Bourdais, whose No. 18 Honda features new sponsorship from SealMaster and now ownership partners in Jimmy Vasser and James “Sulli” Sullivan, has a win already, again at St. Pete, and sits third in the championship.

And Bourdais may also be Honda’s best hope, given that he was the fastest Honda in qualifying – he’ll start fifth behind Ed Carpenter, Simon Pagenaud, Will Power, and Josef Newgarden.

“I think it speaks volumes about their work, their passion and their dedication to this program, Dale (Coyne), Jimmy (Vasser) and Sulli (James Sullivan) and everybody from top to bottom. I can’t thank them enough for the opportunity, for the support,” Bourdais said of the team’s effort.

Rookie Zachary Claman De Melo has been progressing nicely, and his Month of May has been very solid – he finished 12th at the INDYCAR Grand Prix on the IMS Road Course and qualified a strong 13th for the “500.”

“It’s been surreal to be here as rookie. I’m a bit at a loss for words,” Claman De Melo revealed after qualifying. “The fans, driving around this place, being with the team, everything is amazing.

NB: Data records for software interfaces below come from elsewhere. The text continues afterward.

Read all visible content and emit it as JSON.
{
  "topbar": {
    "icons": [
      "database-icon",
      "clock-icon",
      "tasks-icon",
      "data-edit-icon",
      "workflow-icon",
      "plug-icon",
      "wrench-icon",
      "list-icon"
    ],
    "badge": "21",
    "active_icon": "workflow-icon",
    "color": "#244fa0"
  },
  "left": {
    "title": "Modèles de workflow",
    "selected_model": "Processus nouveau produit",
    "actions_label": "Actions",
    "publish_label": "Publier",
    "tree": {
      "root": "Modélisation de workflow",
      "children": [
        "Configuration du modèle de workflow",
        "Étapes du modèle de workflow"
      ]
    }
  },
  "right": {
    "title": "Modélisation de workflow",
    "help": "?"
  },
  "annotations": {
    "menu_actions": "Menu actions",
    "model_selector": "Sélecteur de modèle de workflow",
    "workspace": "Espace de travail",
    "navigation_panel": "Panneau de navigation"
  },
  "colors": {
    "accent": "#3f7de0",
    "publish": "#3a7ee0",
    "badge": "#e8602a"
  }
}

I have a great engineer, a great group of experienced mechanics at Dale Coyne Racing.”

While Conor Daly and Pippa Mann struggled in one-off entries, with Mann getting bumped out of the field in Saturday qualifying, Daly’s entry essentially puts three Coyne cars in the race – Daly’s No. 17 United States Air Force Honda is a Dale Coyne car that has been leased to Thom Burns Racing.

Rest assured, the days of Coyne being an “also ran” are long gone, and a Coyne car ending up in Victory Lane at the biggest race of the year would complete the Chicago Cubs analogy – the Cubs won a World Series title in 2016, and an Indy 500 triumph would be the crowning achievement in Coyne’s career.

Follow@KyleMLavigne